Standard & Poor’s (S&P) Global Ratings revised its outlook on Romania from stable to negative. The rating remains triple B, meaning at the edge recommended for investments, explaining that the Romanian economy has slowed down, while the budget deficit is on the rise.
The expenses engaged by the previous PSD government have forced the incumbent Liberal cabinet to revise the fiscal targets for 2019 and 2020, amid economic slowdown.
“Planned wage and pension increases will contribute to a widening of Romania’s already substantial current account deficit through 2020. While we assume significant fiscal consolidation commences next year, the rigid budget structure and volatile policy environment pose risks to that assumption. We are therefore revising our outlook on Romania to negative from stable, and affirming our ‘BBB-/A-3’ ratings,” says a press release.
According to S&P, the outlook revision reflects increasing risks to Romania´s economic and fiscal stability should policymakers be unsuccessful stabilizing and consolidating Romania’s budgetary stance, including from plans to implement further pension hikes from next year.
S&P warned the rating could be downsized in the upcoming 24 months if:
- Fiscal and external imbalances continue to deteriorate and persist for longer than we currently anticipate, with the absence of fiscal consolidation resulting in higher public and external debt than we currently forecast.
- A lack of economic policy synchronization leads to an overextension of real wages and increased exchange rate volatility, with potential negative repercussions on public- and private-sector balance sheets.
Policymakers have increased their projections for the budgetary deficit for 2019 and 2020 to 4.3% and 3.5%, respectively, of GDP from 2.8% and 3.0%, signifying a major deviation from original targets. These revisions largely reflect Romania’s new government’s transparent decision to settle overdue invoices and arrears with suppliers within the 2019 budget while revising downward its expectations for revenue growth.
However, we believe there are grounds to question the realism of the revised budgetary targets over the 2020-2022 period. First, we understand the government intends to stand by the pension hikes mandated in the July 2019 pension law, leading to over 3% of GDP in cumulative pension spending increases in 2020-2022.
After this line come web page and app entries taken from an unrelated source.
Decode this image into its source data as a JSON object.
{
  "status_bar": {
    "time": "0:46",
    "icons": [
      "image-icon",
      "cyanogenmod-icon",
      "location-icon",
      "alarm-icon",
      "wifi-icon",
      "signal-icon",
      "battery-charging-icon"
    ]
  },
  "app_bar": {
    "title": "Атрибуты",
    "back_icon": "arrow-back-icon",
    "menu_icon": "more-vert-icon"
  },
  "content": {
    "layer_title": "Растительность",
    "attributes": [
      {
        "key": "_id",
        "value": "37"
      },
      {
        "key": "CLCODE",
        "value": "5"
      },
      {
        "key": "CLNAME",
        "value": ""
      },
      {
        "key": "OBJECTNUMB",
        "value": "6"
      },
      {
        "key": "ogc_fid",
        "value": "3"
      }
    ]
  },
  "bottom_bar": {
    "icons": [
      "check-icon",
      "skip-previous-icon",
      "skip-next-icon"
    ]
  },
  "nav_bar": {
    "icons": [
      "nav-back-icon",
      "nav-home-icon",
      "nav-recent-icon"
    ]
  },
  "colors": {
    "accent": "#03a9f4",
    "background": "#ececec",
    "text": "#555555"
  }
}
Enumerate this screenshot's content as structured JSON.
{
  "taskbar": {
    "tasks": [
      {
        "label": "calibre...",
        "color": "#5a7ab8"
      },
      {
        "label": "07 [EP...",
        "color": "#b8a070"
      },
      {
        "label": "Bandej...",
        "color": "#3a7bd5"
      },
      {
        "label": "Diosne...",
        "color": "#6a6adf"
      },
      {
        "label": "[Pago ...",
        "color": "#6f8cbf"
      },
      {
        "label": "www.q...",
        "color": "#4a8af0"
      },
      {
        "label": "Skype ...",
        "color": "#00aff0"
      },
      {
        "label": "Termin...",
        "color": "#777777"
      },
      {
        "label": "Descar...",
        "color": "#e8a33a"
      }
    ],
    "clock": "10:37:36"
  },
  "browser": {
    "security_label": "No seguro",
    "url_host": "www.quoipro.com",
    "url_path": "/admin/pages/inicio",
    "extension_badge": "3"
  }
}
Second, in our view, any plans for offsetting budgetary measures are complicated by the upcoming election cycle. Given that the general government deficit will likely exceed the EU’s 3% of GDP Excessive Deficit Procedure (EDP) ceiling this year and next, Romania may not be able to avoid the EDP determined by the European Commission under the Stability and Growth Pact. Romania was last subject to the EDP from 2009 to 2013.
Third, an economic slowdown would weigh on government revenues, leading to further budgetary pressures. Under our base-case macroeconomic scenario, we assume growth remaining close to 3% through 2022.
Despite these concerns, we have decided to affirm the rating given comparatively low stocks of general government and external debt. The affirmation also reflects Romania’s EU membership, which benefits its institutional framework, in our opinion. Constraints to the ratings include low economic wealth, relatively weak administrative capacity, an unpredictable policy environment, and only average monetary flexibility relative to peers.